Before Aven Colony, I can’t say that I had ever played a city builder game in which poison balls spewed from the mouths of aliens could destroy my city structures. But sure enough, the pesky sandworms on Aven Prime kept me on my toes.
Aven Colony is a city builder strategy game developed by Mothership Entertainment and produced by Team17. The team consists of four developers who have worked on games like Fable 2, Star Wars: The Old Republic, and Metroid Prime 2 & 3. Mothership made a promise to create fresh, compelling game content, and I strongly believe they succeeded with this one. Your goal is to build and sustain the first human settlements on the planet, Aven Prime. The planet contains several vastly different biomes, from deserts to jungles, and each has its own unique gameplay.
When Aven Colony loads, it feels thrilling even before the playing starts. The main menu features brightly colored space animations and theme music comparable to adventure film scores. Right away, I knew I was playing something special. The game recommends you start by playing two very short tutorial games, called Holo-Sims. Then, it’s best to proceed through a couple campaign scenarios before attempting a sandbox expedition.
In campaign mode, most Aven Colony games start out with a few basic structures. These include solar panels for power, somewhere for the first workers to live, and construction drones. The drones use materials known as Nanites to build all of the structures needed for your settlement. Nanites can be hard to come by when starting a game. You can get them as rewards for meeting campaign objectives, or you can trade crops for them through a slow-but-steady trading center. The most reliable way to ensure enough building materials early on is to mine for iron and copper. You can then build Nanite processors to turn the mined metals into building materials. This was usually the biggest bottleneck I’d encounter in the game. However, it never felt like I had to wait too long to collect enough materials to complete my next project.

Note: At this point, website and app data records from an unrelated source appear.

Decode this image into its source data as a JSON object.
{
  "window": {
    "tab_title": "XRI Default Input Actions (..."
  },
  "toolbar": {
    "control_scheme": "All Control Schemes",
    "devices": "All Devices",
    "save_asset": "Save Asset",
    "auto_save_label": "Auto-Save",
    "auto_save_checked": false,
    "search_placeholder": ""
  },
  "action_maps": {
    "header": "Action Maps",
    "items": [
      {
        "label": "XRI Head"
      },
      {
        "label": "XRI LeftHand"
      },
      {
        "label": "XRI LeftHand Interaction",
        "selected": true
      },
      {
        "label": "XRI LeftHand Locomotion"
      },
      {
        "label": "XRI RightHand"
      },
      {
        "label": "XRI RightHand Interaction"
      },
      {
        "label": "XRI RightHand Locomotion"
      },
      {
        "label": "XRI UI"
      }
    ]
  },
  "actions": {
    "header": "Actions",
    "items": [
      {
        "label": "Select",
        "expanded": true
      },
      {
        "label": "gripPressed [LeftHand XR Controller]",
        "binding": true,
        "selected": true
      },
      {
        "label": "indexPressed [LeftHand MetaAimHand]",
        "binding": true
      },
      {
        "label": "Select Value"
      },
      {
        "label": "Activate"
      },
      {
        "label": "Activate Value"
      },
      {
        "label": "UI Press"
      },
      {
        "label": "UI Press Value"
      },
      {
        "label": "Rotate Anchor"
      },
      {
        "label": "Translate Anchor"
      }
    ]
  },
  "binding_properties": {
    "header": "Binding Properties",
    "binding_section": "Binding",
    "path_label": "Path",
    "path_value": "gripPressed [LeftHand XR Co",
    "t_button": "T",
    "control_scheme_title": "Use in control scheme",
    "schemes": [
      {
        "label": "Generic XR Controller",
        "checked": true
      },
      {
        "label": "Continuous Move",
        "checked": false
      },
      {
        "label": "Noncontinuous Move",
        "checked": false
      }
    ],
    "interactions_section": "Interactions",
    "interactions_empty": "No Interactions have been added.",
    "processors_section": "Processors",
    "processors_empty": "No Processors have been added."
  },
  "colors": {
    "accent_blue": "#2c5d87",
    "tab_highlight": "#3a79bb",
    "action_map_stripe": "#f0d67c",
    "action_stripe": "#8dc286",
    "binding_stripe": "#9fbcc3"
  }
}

I’ve played civilization-building games before that hit boring spots while waiting to reach the next objective. In campaign mode of Aven Colony, there’s never a boring moment. Usually, I found myself managing about three objectives at a time. This kept me from facing that dreaded downtime of waiting for research to complete or the population to grow to a certain level. Instead, while I built up my population for one objective, I could also build farm facilities for another goal. Having multiple objectives at one time like this also kept my settlement resources balanced. The game would make sure I had enough housing and food to support my colony while growing the population.
The map overlays in Aven Colony provide quick and easy visuals that aid in improving your colony. You can choose from 12 different overlays that provide visual data about your settlement. The example below is the Employment Overlay. This shows you where your workers live and where they work. This helps you determine where to place new residential properties and also provides data on commute conflicts. My colonists seemed to be the grumpiest about commute times, but I understand. No one wants to have to travel a long way to work or deal with traffic jams, even in space.
Other helpful overlays provide quick, graphical information about crops, crime, air quality, resources, and more. The crops overlay shows which crop each farm building is producing. This makes it easy to see where you may have a surplus of a certain crop. It also makes it simple to find a summer crop and switch it over to something that will grow better in the winter. The air quality overlay shows where air quality is getting worse, allowing you to add air filters to trouble areas of your colony before it becomes a problem. The resources overlay not only shows you where your current mines are located but points out potential resource areas outside of your settlement.
An interesting aspect of Aven Colony is the ability to create highly-processed and enhanced foods for your colonists. You can harvest basic crops like barley and corn and use them as nature intended. In addition, you can build a chemical plant and a mill to allow processing of crops. Using a chemical mill, you can turn corn into corn syrup. The mill can be used to process corn syrup into candy. The candy has a bonus of increasing morale, but it reduces health across the colony. Luckily, the inventory menu lets you choose which manufactured products go into the general food supply.
Fans of city building games are sure to enjoy Mothership’s twist on the classic genre. The stunning, colorful art design and fast-paced gameplay make Aven Colony stand out from the crowd. The game will be available on Steam, Xbox One, and PS4 starting July 25, 2017. Players can pre-order their copy at a discounted price and receive an exclusive sandbox map of an otherwise unavailable biome.
A PC preview copy of Aven Colony was provided by Team17 Digital Ltd for the purpose of this review